FORMER ROYAL OBSERVER CORPS BUILDING, CHARTWELL ROAD

FORMER ROYAL OBSERVER CORPS BUILDING, CHARTWELL ROAD

Plans to turn a former Cold War monitoring site into a new Starbucks and retail unit on the edge of the city have been recommended for approval.

Tomorrow, Broadland District Council will decide on the future of the former Royal Observer Corps (ROC) headquarters on Chartwell Road, Sprowston.

Developer Sigma (Marlborough) is seeking permission to transform the area to include a 3,000 sq ft retail unit and a drive-through café.

But it has already met with objection from people living nearby and Sprowston Town Council.

Until 1991 the site served as the group headquarters of 55 ROC underground monitoring posts in Norfolk for 30 years.


You may also want to watch:


Since then, numerous applications have been made to redevelop the area, which planning officers described as vacant and overgrown.

The latest proposals would include a 29-space car park, with two disabled bays and access to the site via Chartwell Road.

Most Read

And while the café would be open from 7am to 10pm, developers are seeking permission to keep the retail unit open to 11pm daily.

As part of the plans, a new Toucan crossing and traffic island would be built on Chartwell Road, and there would be pedestrian access to Clabon Road.

Numerous objections have been made from people living nearby, mostly on traffic grounds.

Tim Howard, of Clabon Road, shared their concerns, claiming there could be more than 600,000 vehicles pulling out from Chartwell Road each year if the plans go ahead.

He added: 'It will put a considerable strain on the ring road and with Norwich being pedestrianised, traffic will be forced out of the city.
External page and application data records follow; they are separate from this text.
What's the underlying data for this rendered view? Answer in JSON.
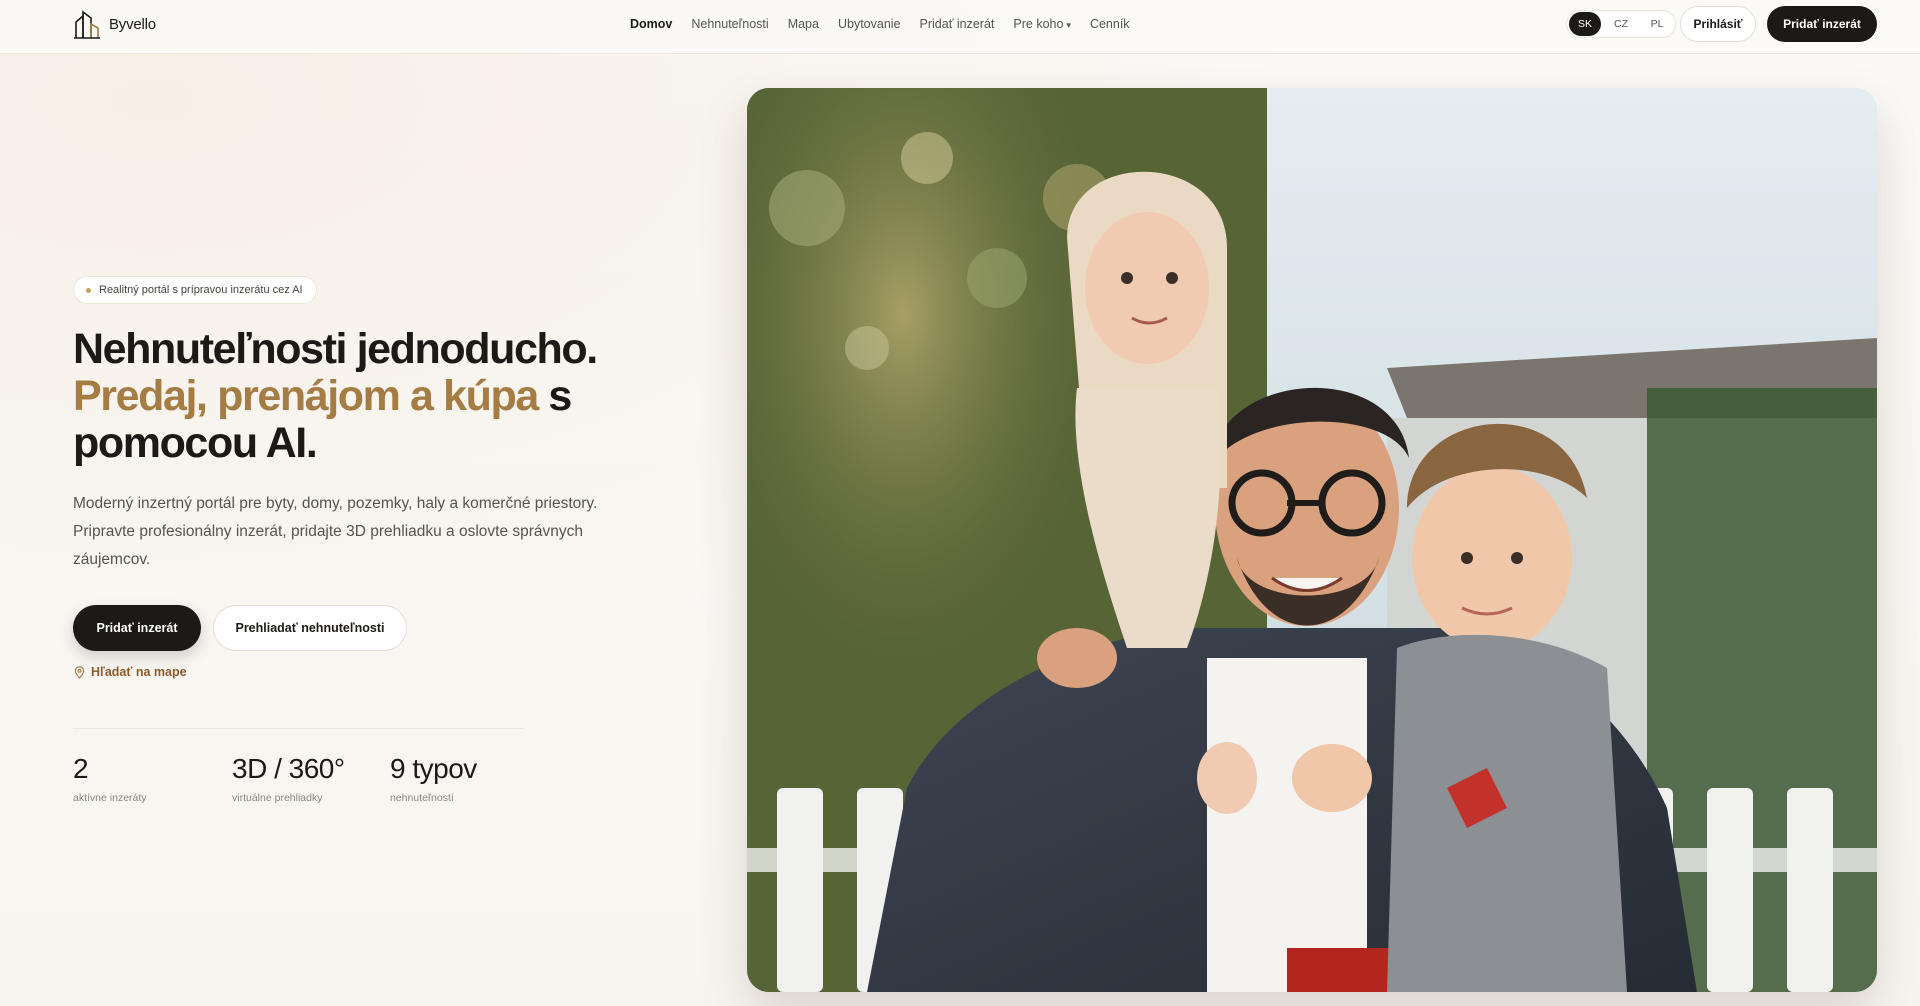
{
  "nav": {
    "brand": "Byvello",
    "links": [
      {
        "label": "Domov",
        "active": true
      },
      {
        "label": "Nehnuteľnosti"
      },
      {
        "label": "Mapa"
      },
      {
        "label": "Ubytovanie"
      },
      {
        "label": "Pridať inzerát"
      },
      {
        "label": "Pre koho",
        "dropdown": true
      },
      {
        "label": "Cenník"
      }
    ],
    "languages": [
      "SK",
      "CZ",
      "PL"
    ],
    "active_language": "SK",
    "login_label": "Prihlásiť",
    "add_listing_label": "Pridať inzerát"
  },
  "hero": {
    "badge": "Realitný portál s prípravou inzerátu cez AI",
    "headline_line1": "Nehnuteľnosti jednoducho.",
    "headline_accent": "Predaj, prenájom a kúpa",
    "headline_after_accent": " s",
    "headline_line3": "pomocou AI.",
    "description": "Moderný inzertný portál pre byty, domy, pozemky, haly a komerčné priestory. Pripravte profesionálny inzerát, pridajte 3D prehliadku a oslovte správnych záujemcov.",
    "primary_button": "Pridať inzerát",
    "secondary_button": "Prehliadať nehnuteľnosti",
    "map_link": "Hľadať na mape",
    "stats": [
      {
        "value": "2",
        "label": "aktívne inzeráty"
      },
      {
        "value": "3D / 360°",
        "label": "virtuálne prehliadky"
      },
      {
        "value": "9 typov",
        "label": "nehnuteľností"
      }
    ]
  },
  "colors": {
    "accent": "#a67c45",
    "dark": "#1c1917",
    "background": "#faf8f5"
  },
  "icons": {
    "logo": "building-logo-icon",
    "map": "map-pin-icon",
    "badge_dot": "dot-icon",
    "dropdown": "chevron-down-icon"
  }
}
The traffic authority has taken a lot of time to determine this matter, but they have not taken account of other traffic changes as far as I can see.'

The site was once the headquarters of the 6 Group Royal Observer Corps and opened in 1961. It was a two-storey semi-sunken structure that was used to analyse information received about fallout from posts elsewhere in Norfolk. The report states the bunker was removed.

What do you think? Write (giving your full contact details) to: The Letters Editor, Norwich Evening News, Prospect House, Rouen

Road, Norwich NR1 1RE or email eveningnewsletters@archant.

Become a Supporter

This newspaper has been a central part of community life for many years. Our industry faces testing times, which is why we're asking for your support. Every contribution will help us continue to produce local journalism that makes a measurable difference to our community.

Become a Supporter